Karen's friend Daniel (Liam Neeson) who is a recently widowed writer
whose 11-year-old step son asks for love advice to attract a girl
he has a crush on. Meanwhile, Jamie (Colin Firth) is another writer
who leaves his girlfriend after catching her cheating on him and travels
to France to write a novel where he persues a possible romance with
his non-English speaking Portuguese maid Aurelia (Lucia Moniz). Also,
Harry's American secretary Sarah (Laura Linney) questions a romance
she persues with the office hunk Karl (Rodrigo Santoro), but her personal
family problems get in the way. Other parts of our story involve a

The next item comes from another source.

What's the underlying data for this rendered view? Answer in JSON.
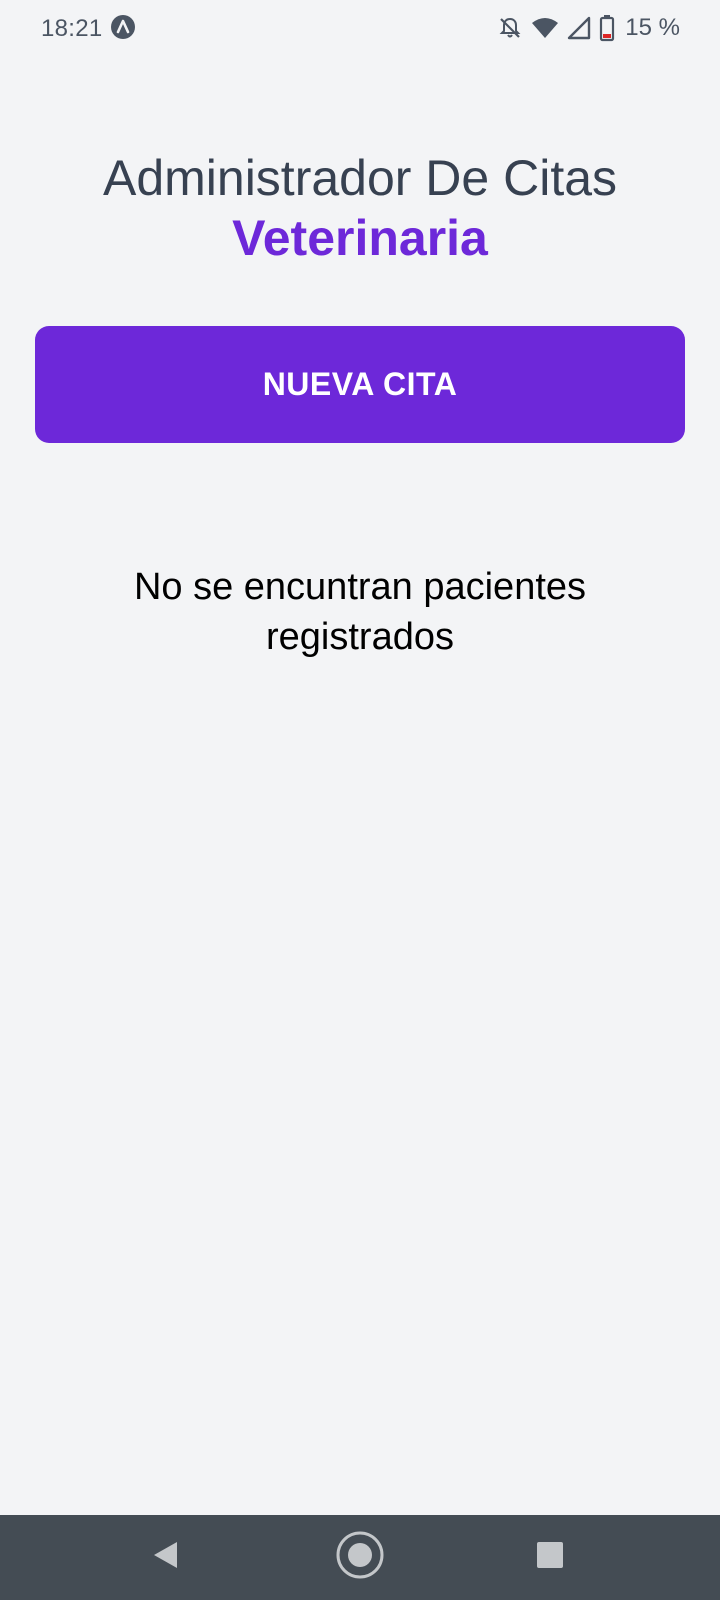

photographer who persues his best friend's new wife Juliet (Keira
Knightley), a pair of movie stand-ins, named John (Martin Freeman)
and Judy (Joanna Page), who grow closer after their simulated love
scenes, a libious chum who wants to travel to Wisconsin, USA to score
with women; and a burned-out former rock star named Billy Mack (Bill
Nighy) who decides to be honest with the world, while promoting his
new Christmas song and trying to get it to number one on the charts.
Sounds like a really complicated film that you won't be able to understand
because of the many storylines that are barely related to each other,
doesn't it? Well it's not, Richard Curtis has done an really good
job at trying to make all these different stories that only seem to
have in common that they are about love intertwine really well.
Love Actually, is quite funny and sweet and with a great ensemble
cast it is really a good film to watch. It has some really funny parts
and some really sweet ones to, overall it will probably make some
of you cry as well.
It goes to show that the English film industry still does have some
great talents and can still make great films
Big Fish releases nationally on February 5 2004
Starring: Ewan McGregor, Albert Finney, Billy Crudup, Jessica Lange,
Helena Bonham Carter, Steve Buscemi, Danny DeVito
Run Time: 125 minutes
The Missing releases nationally on March 4 2004
Starring: Cate Blanchett, Tommy Lee Jone
Run Time: 139 minutes
Starring: Jason Isaacs, Jeremy Sumpter, Rachel Hurd-Wood,
Lynn Redgrave, Richard Briers, Olivia Williams, Geoffrey Palmer, Harry
Newell, Freddie Popplewell
Run Time: 113 minutes
Starring: Bill Murray, Scarlett Johannson
Run Time: 101 minutes
Starring: Hugh Grant, Liam Neeson, Alan Rickman, Emma
Thompson, Laura Linney, Colin Firth, Keira Knightley, Martine McCutcheon,
Bill Nighy, Rowan Atkinson
Run Time: 110 minutes